It's very easy to talk about peacemaking: I can do that just as well as the next fellow. Indeed, I can pull out all the skills that make me such a good partisan and deploy them for the partisan cause of peacemaking. But that's a deception: the result is not peace, but one more partisan advocacy.
What makes peacemaking so difficult is this. It's not opposed to partisanship; being a peacemaker does not mean abandoning your commitments to truth, to justice, to righteousness. But it must trascend partisanship, reach above it, if you will, to grasp something bigger than any partisan goal could--even the partisan goals that sometimes go under the label "peacemaking."
A partisan seeks victory for a party. It's a commonplace to note that yesterday's partisan issues are today's irrelevancies, or else today's commonplaces. Anglicans no longer seem to get agitated about candles or crosses on the altar, though this was once a fighting issue. Some churches use chasubles and some shudder at the thought, but nobody is much trying to ban their use where people want them. There are other sometime party issues where everyone agrees. Slavery, for example, was once a party issue, dividing not merely the Episcopal Church, but bringing the United States to its bloodiest war. No longer is it a party issue; it is a commonplace that slavery is a horrific thing.
But a Christian is supposed to have his eye on eternity. From an eternal perspective, the peace we make today is of transcendent significance, and the party for which we fight is a fleeting irrelevancy. This does not mean we should stop fighting for justice, but it does mean that partisanship is not made better just because one has justice as the goal. And if I rest content that my partisanship skills are better than my peacemaker skills, then I have mistaken a means for the end; I have confused what is but one step along the way with the goal itself; I have fallen into serious danger of idolatry.
I was caught up short when my bishop, the Right Reverend J. Jon Bruno, Bishop of Los Angeles, spoke briefly at a party recently. He said that he was confident there would be no schism in the Episcopal Church or the Anglican Communion, that the departure of a few would not be the end of the rest of us, and that we are called to be a place where all are included. The "all" of which he spoke included those who agree with him, and those who do not, about whatever issue.
I have said before that he has modeled this in his own work as a bishop, but something about his words last week cut me to the quick. I am so ready, so happy, so disturbingly good at partisanship. But I am convinced now that what I am called to do is not partisanship. I must figure out a way to be a peacemaker. I'm an expert at partisanship, but I'm quite a novice at this new task. I'll need help and good examples; I'll need to be a follower and not a leader.

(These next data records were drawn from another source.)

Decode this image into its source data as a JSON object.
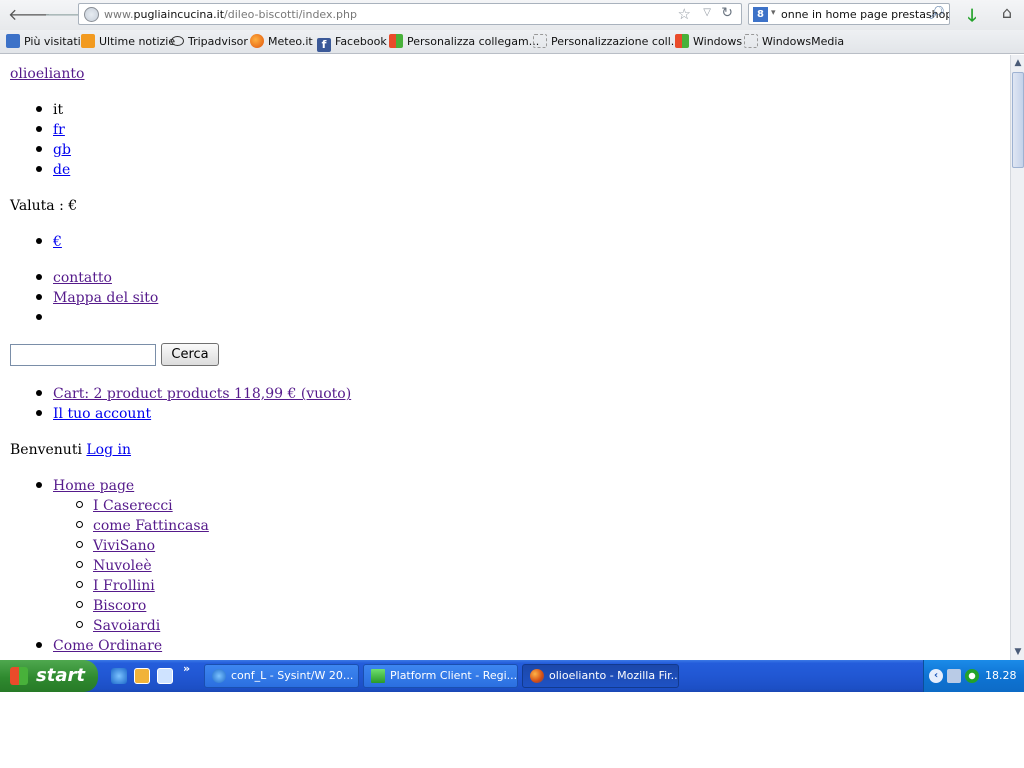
{
  "browser": {
    "url_prefix": "www.",
    "url_host": "pugliaincucina.it",
    "url_path": "/dileo-biscotti/index.php",
    "search_text": "onne in home page prestashop",
    "search_engine_letter": "8"
  },
  "bookmarks": [
    {
      "label": "Più visitati",
      "icon": "most-visited-icon"
    },
    {
      "label": "Ultime notizie",
      "icon": "rss-icon"
    },
    {
      "label": "Tripadvisor",
      "icon": "tripadvisor-icon"
    },
    {
      "label": "Meteo.it",
      "icon": "meteo-icon"
    },
    {
      "label": "Facebook",
      "icon": "facebook-icon"
    },
    {
      "label": "Personalizza collegam...",
      "icon": "windows-icon"
    },
    {
      "label": "Personalizzazione coll...",
      "icon": "blank-page-icon"
    },
    {
      "label": "Windows",
      "icon": "windows-icon"
    },
    {
      "label": "WindowsMedia",
      "icon": "blank-page-icon"
    }
  ],
  "page": {
    "logo_link": "olioelianto",
    "languages": [
      "it",
      "fr",
      "gb",
      "de"
    ],
    "currency_label": "Valuta : €",
    "currencies": [
      "€"
    ],
    "top_links": [
      "contatto",
      "Mappa del sito"
    ],
    "search_button": "Cerca",
    "search_value": "",
    "cart_link": "Cart: 2 product products 118,99 € (vuoto)",
    "account_link": "Il tuo account",
    "welcome_text": "Benvenuti",
    "login_link": "Log in",
    "menu": {
      "home": "Home page",
      "subitems": [
        "I Caserecci",
        "come Fattincasa",
        "ViviSano",
        "Nuvoleè",
        "I Frollini",
        "Biscoro",
        "Savoiardi"
      ],
      "order": "Come Ordinare"
    }
  },
  "taskbar": {
    "start_label": "start",
    "more": "»",
    "tasks": [
      "conf_L - Sysint/W 20...",
      "Platform Client - Regi...",
      "olioelianto - Mozilla Fir..."
    ],
    "tray_arrow": "‹",
    "clock": "18.28"
  }
}
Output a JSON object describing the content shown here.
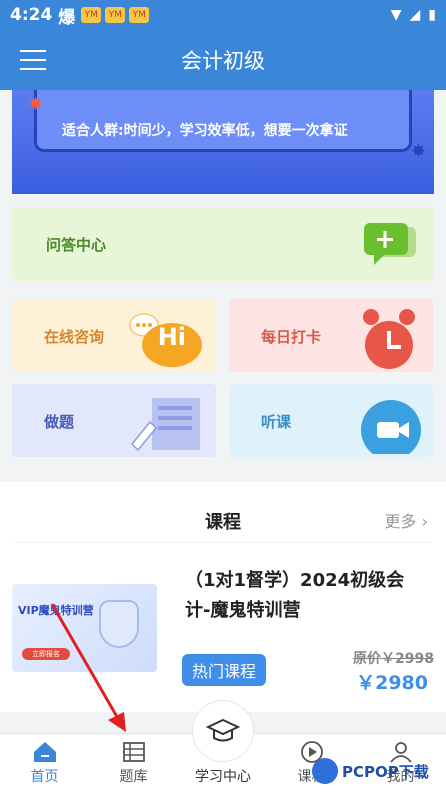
{
  "status_bar": {
    "time": "4:24",
    "flame": "爆",
    "notif": [
      "YM",
      "YM",
      "YM"
    ]
  },
  "header": {
    "title": "会计初级"
  },
  "banner": {
    "slogan": "适合人群:时间少，学习效率低，想要一次拿证"
  },
  "qa": {
    "label": "问答中心"
  },
  "tiles": {
    "consult": "在线咨询",
    "checkin": "每日打卡",
    "practice": "做题",
    "listen": "听课",
    "hi": "Hi"
  },
  "courses": {
    "title": "课程",
    "more": "更多",
    "item": {
      "name": "（1对1督学）2024初级会计-魔鬼特训营",
      "tag": "热门课程",
      "original_price": "原价￥2998",
      "price": "￥2980",
      "thumb_title": "VIP魔鬼特训营",
      "thumb_btn": "立即报名"
    }
  },
  "tabbar": {
    "home": "首页",
    "bank": "题库",
    "center": "学习中心",
    "course": "课程",
    "mine": "我的"
  },
  "watermark": {
    "text": "PCPOP下载"
  },
  "colors": {
    "primary": "#3a86d8",
    "accent": "#3f8ee8"
  }
}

If what I believe is really true, that the Episcopal Church's vocation at this time and place is to be a clear and forthright voice for inclusion and freedom and welcome, then it rather behooves me to take this to heart, not just when it comes to the inclusion of those with whom I agree, but those with whom I disagree as well. We live in interesting times, indeed, but to call this a curse is wrong. For it is in interesting times like these that we are tested to see whether we are truly followers of Jesus, and for the faithful this is no curse, but a blessing in every way. I haven't done as good a job as I should have, but my good bishop's words have spurred me on to do a better one.
Thomas Bushnell, BSG